Required work:
Please output the entries below exactly as they are.
- - - - - - -
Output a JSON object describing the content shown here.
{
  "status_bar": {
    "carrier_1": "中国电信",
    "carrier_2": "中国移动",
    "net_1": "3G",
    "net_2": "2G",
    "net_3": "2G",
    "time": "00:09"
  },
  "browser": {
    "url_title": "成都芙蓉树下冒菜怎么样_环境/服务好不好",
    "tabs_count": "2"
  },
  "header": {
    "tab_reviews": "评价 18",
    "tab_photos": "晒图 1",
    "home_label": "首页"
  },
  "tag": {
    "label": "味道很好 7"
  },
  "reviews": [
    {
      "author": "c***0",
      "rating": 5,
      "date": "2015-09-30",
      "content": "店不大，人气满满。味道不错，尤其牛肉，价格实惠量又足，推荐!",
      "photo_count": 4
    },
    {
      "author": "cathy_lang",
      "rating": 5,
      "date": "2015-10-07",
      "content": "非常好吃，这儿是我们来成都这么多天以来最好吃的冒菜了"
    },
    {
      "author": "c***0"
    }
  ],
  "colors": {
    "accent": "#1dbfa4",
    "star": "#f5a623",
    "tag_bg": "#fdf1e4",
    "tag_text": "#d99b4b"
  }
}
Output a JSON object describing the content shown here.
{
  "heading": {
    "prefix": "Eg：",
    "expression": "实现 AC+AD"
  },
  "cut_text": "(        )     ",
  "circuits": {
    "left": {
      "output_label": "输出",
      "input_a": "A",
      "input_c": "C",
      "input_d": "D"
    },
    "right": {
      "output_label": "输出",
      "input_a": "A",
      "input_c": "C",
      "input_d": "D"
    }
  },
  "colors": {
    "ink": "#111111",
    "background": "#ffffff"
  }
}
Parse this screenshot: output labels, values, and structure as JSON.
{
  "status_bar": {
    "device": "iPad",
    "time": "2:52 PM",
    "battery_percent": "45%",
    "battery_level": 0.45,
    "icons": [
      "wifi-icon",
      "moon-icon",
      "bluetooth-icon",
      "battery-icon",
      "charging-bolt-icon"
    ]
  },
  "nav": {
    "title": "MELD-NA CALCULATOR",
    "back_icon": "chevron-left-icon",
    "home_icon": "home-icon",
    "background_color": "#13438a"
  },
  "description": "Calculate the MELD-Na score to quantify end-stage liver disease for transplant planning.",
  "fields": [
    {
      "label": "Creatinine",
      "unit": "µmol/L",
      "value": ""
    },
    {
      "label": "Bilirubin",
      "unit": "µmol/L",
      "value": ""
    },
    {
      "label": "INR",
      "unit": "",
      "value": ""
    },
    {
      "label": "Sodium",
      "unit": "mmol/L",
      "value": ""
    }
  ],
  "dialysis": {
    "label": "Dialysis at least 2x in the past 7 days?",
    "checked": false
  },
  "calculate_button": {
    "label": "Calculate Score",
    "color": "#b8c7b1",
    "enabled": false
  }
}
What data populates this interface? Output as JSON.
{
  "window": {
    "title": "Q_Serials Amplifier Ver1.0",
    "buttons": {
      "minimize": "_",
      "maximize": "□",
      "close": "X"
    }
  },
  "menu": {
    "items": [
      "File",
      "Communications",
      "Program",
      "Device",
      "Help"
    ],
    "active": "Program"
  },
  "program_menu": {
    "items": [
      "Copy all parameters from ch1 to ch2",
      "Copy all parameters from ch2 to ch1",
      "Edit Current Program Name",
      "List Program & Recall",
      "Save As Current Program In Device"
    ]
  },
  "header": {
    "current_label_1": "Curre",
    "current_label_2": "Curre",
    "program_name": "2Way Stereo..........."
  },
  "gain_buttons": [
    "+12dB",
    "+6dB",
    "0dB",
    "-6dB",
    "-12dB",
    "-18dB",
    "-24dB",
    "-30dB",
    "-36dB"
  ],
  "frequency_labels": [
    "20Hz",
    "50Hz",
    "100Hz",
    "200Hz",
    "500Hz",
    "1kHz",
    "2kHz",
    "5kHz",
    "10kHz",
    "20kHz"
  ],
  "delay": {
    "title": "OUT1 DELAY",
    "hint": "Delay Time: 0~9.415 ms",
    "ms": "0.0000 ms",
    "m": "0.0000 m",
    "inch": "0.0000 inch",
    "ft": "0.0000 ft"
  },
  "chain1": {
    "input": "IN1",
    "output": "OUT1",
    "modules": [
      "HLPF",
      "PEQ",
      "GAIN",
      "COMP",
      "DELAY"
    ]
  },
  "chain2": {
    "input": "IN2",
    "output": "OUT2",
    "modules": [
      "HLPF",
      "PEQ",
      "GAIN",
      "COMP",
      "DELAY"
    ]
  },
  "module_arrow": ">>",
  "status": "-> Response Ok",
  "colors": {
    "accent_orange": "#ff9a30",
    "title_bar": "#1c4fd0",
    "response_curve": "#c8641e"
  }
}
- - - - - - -
Result of the task:
Output a JSON object describing the content shown here.
{
  "status_bar": {
    "carrier_1": "中国电信",
    "carrier_2": "中国移动",
    "net_1": "3G",
    "net_2": "2G",
    "net_3": "2G",
    "time": "00:09"
  },
  "browser": {
    "url_title": "成都芙蓉树下冒菜怎么样_环境/服务好不好",
    "tabs_count": "2"
  },
  "header": {
    "tab_reviews": "评价 18",
    "tab_photos": "晒图 1",
    "home_label": "首页"
  },
  "tag": {
    "label": "味道很好 7"
  },
  "reviews": [
    {
      "author": "c***0",
      "rating": 5,
      "date": "2015-09-30",
      "content": "店不大，人气满满。味道不错，尤其牛肉，价格实惠量又足，推荐!",
      "photo_count": 4
    },
    {
      "author": "cathy_lang",
      "rating": 5,
      "date": "2015-10-07",
      "content": "非常好吃，这儿是我们来成都这么多天以来最好吃的冒菜了"
    },
    {
      "author": "c***0"
    }
  ],
  "colors": {
    "accent": "#1dbfa4",
    "star": "#f5a623",
    "tag_bg": "#fdf1e4",
    "tag_text": "#d99b4b"
  }
}
Output a JSON object describing the content shown here.
{
  "heading": {
    "prefix": "Eg：",
    "expression": "实现 AC+AD"
  },
  "cut_text": "(        )     ",
  "circuits": {
    "left": {
      "output_label": "输出",
      "input_a": "A",
      "input_c": "C",
      "input_d": "D"
    },
    "right": {
      "output_label": "输出",
      "input_a": "A",
      "input_c": "C",
      "input_d": "D"
    }
  },
  "colors": {
    "ink": "#111111",
    "background": "#ffffff"
  }
}
Parse this screenshot: output labels, values, and structure as JSON.
{
  "status_bar": {
    "device": "iPad",
    "time": "2:52 PM",
    "battery_percent": "45%",
    "battery_level": 0.45,
    "icons": [
      "wifi-icon",
      "moon-icon",
      "bluetooth-icon",
      "battery-icon",
      "charging-bolt-icon"
    ]
  },
  "nav": {
    "title": "MELD-NA CALCULATOR",
    "back_icon": "chevron-left-icon",
    "home_icon": "home-icon",
    "background_color": "#13438a"
  },
  "description": "Calculate the MELD-Na score to quantify end-stage liver disease for transplant planning.",
  "fields": [
    {
      "label": "Creatinine",
      "unit": "µmol/L",
      "value": ""
    },
    {
      "label": "Bilirubin",
      "unit": "µmol/L",
      "value": ""
    },
    {
      "label": "INR",
      "unit": "",
      "value": ""
    },
    {
      "label": "Sodium",
      "unit": "mmol/L",
      "value": ""
    }
  ],
  "dialysis": {
    "label": "Dialysis at least 2x in the past 7 days?",
    "checked": false
  },
  "calculate_button": {
    "label": "Calculate Score",
    "color": "#b8c7b1",
    "enabled": false
  }
}
What data populates this interface? Output as JSON.
{
  "window": {
    "title": "Q_Serials Amplifier Ver1.0",
    "buttons": {
      "minimize": "_",
      "maximize": "□",
      "close": "X"
    }
  },
  "menu": {
    "items": [
      "File",
      "Communications",
      "Program",
      "Device",
      "Help"
    ],
    "active": "Program"
  },
  "program_menu": {
    "items": [
      "Copy all parameters from ch1 to ch2",
      "Copy all parameters from ch2 to ch1",
      "Edit Current Program Name",
      "List Program & Recall",
      "Save As Current Program In Device"
    ]
  },
  "header": {
    "current_label_1": "Curre",
    "current_label_2": "Curre",
    "program_name": "2Way Stereo..........."
  },
  "gain_buttons": [
    "+12dB",
    "+6dB",
    "0dB",
    "-6dB",
    "-12dB",
    "-18dB",
    "-24dB",
    "-30dB",
    "-36dB"
  ],
  "frequency_labels": [
    "20Hz",
    "50Hz",
    "100Hz",
    "200Hz",
    "500Hz",
    "1kHz",
    "2kHz",
    "5kHz",
    "10kHz",
    "20kHz"
  ],
  "delay": {
    "title": "OUT1 DELAY",
    "hint": "Delay Time: 0~9.415 ms",
    "ms": "0.0000 ms",
    "m": "0.0000 m",
    "inch": "0.0000 inch",
    "ft": "0.0000 ft"
  },
  "chain1": {
    "input": "IN1",
    "output": "OUT1",
    "modules": [
      "HLPF",
      "PEQ",
      "GAIN",
      "COMP",
      "DELAY"
    ]
  },
  "chain2": {
    "input": "IN2",
    "output": "OUT2",
    "modules": [
      "HLPF",
      "PEQ",
      "GAIN",
      "COMP",
      "DELAY"
    ]
  },
  "module_arrow": ">>",
  "status": "-> Response Ok",
  "colors": {
    "accent_orange": "#ff9a30",
    "title_bar": "#1c4fd0",
    "response_curve": "#c8641e"
  }
}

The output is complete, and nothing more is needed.